Is your hearing as good as you think?
Posted on Jun 1, 2017
An estimated one in four Australians are affected by hearing loss1 – could you be one of them?
While this may seem like a strange question to ask, new research suggests that many people may not even realise they have hearing loss. Here's what you should know.
Hearing loss a subtle change
A new US study has found that as many as 25 per cent of adults who believe they have good to excellent hearing in fact already have some form of hearing damage2.
This comes from the Centers for Disease Control and Prevention (CDC), which also found that just over half of the people with noise-induced hearing loss (NIHL) don't work in a noisy environment2.
It's a discovery that has a number of interesting implications, particularly as many people who don't have a noisy occupation may not realise that they are at risk of NIHL.
Here in Australia, over a third of all hearing loss cases are caused by overexposure to noise3. As noted by the CDC, even everyday activities such as using a leaf blower or lawn mover at home or attending a sports event or music concert can lead to permanent damage2.
How can I protect myself from NIHL?
Noise-induced hearing loss is largely preventable. A few ways you can protect your hearing include2:
- Minimising your exposure to loud noise wherever possible
- Wearing appropriate ear protection (muffs/ear plugs) if you must be in a noisy environment
- Reducing the volume at which you listen to music and watch TV
- Use noise-cancelling headphones where possible
- Take listening breaks if you are listening to music for long periods of time
If you're not sure whether your hearing has changed, one of the safest ways to be sure is to see an audiologist. With a professional hearing test, you'll be able to learn about the state of your hearing, and find out what steps to take next.
To learn more, or for any queries about hearing loss, don't hesitate to reach out to your local HEARINGLife clinic. You can book your no cost* hearing check by clicking here, or give us a call on 1800 030 502.
1HCIA, About hearing loss. Accessed May, 2017.
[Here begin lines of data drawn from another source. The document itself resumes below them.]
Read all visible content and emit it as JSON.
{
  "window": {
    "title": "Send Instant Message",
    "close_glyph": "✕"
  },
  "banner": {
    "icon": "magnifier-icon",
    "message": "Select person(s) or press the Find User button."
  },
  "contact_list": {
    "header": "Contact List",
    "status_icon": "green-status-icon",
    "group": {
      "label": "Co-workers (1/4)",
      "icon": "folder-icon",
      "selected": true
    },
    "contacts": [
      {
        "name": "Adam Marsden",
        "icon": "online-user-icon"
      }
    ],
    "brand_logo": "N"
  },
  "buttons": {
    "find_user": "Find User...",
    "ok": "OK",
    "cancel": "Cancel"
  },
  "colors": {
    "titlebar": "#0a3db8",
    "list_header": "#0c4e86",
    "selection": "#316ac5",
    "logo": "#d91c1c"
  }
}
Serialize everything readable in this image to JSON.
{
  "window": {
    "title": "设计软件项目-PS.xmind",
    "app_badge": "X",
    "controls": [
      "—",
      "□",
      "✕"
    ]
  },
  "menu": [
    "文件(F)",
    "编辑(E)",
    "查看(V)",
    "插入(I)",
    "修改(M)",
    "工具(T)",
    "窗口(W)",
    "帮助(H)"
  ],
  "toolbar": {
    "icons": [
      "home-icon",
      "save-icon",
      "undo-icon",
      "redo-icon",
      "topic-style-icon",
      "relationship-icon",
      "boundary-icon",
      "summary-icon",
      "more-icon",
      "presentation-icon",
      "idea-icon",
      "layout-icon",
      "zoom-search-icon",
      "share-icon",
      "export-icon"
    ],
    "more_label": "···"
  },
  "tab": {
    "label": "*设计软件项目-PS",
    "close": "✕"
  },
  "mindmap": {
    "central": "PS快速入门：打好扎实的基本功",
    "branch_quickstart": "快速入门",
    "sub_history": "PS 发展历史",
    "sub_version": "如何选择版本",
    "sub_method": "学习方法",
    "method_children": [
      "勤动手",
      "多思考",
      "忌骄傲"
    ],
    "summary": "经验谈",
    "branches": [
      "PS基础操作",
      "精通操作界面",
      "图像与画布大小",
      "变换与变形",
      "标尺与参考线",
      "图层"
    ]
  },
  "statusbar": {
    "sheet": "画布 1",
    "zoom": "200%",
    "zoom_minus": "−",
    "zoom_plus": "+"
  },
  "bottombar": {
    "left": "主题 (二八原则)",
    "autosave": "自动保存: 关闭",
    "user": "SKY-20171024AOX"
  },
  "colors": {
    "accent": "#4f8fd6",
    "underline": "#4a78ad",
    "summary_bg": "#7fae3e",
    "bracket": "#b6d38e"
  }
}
2CDC, Non-occupational Noise-induced Hearing Loss. Accessed May, 2017.
3Department of Education and Training, Noise Induced Hearing Loss. Accessed May, 2017.